Editor’s picks: Opportunity Malaysia
Here’s a look at this week’s must-read SeafoodSource news stories and commentaries:
• Malaysia, long dormant in Southeast Asia’s massive aquaculture industry, is taking a measured approach to fish farming, learning from its neighbors’ successes and struggles. The elements for success are all there. Check out SeaFood Business Associate Editor James Wright’s “At last, Malaysia embraces aquaculture” commentary.
• The world’s largest natural foods retailer this week launched science-based sustainability ratings for wild-caught seafood, based on recommendations from the Blue Ocean Institute and Monterey Bay Aquarium. Whole Foods Market, which operates nearly 300 stores in the United States, Canada and the United Kingdom, claimed that it was the first national grocer to do so.
• A big study on the importance of wild fisheries to the global population and economy was released by the University of British Columbia’s Fisheries Centre this week. Among the subject the Pew-funded study tackled was fishing subsidies, which “encourage fisheries to bring in larger catches, contributing to unsustainable fishing practices over the long term,” said the study’s authors.
• Atlantic cod is often dubbed the poster child of overfishing, sometimes unfairly. This week, World Wildlife Fund defended the Barents Sea cod fishery as sustainable and urged retailers in Germany, the United States and Canada not to drop all Atlantic cod products because of sustainability concerns.

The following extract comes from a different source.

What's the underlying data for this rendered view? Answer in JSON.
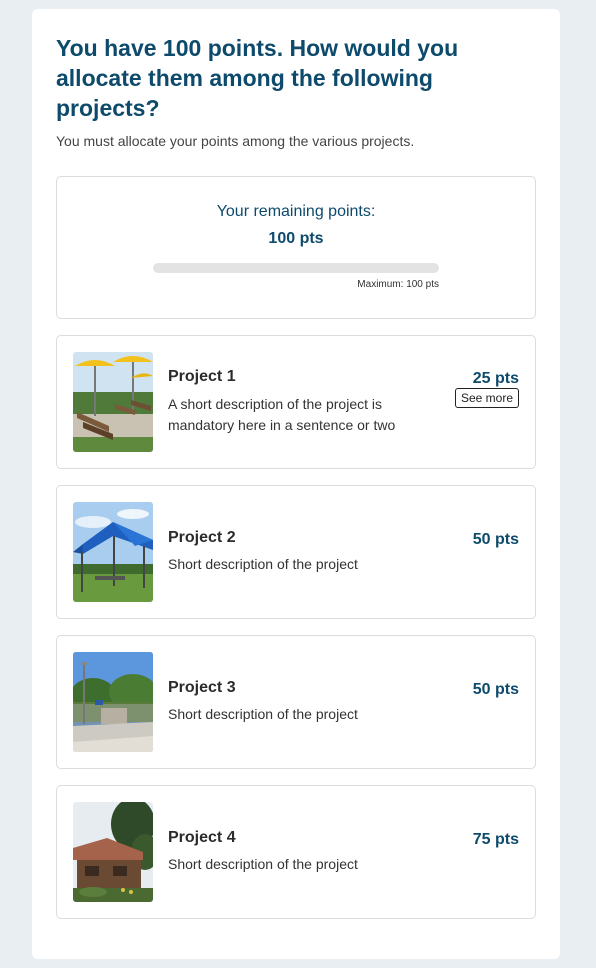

• SeafoodSource Contributing Editor Christine Blank had an interesting conversation with Restaurants Unlimited’s Scott Smith this week. The company’s Newport Bay and Newport Seafood Grill restaurants in Portland, Ore., held a unique day-long promotion tagged “Name Your Own Price” allowing guests who ordered the Alaskan Cod Fish and Chips to name the price they would like to pay for the entrée. The dish averaged only USD 3.14, but the restaurants’ comparable store sales for the day were up 93 percent and its sales of appetizers, cocktails and desserts were up eight-fold.All Commentaries >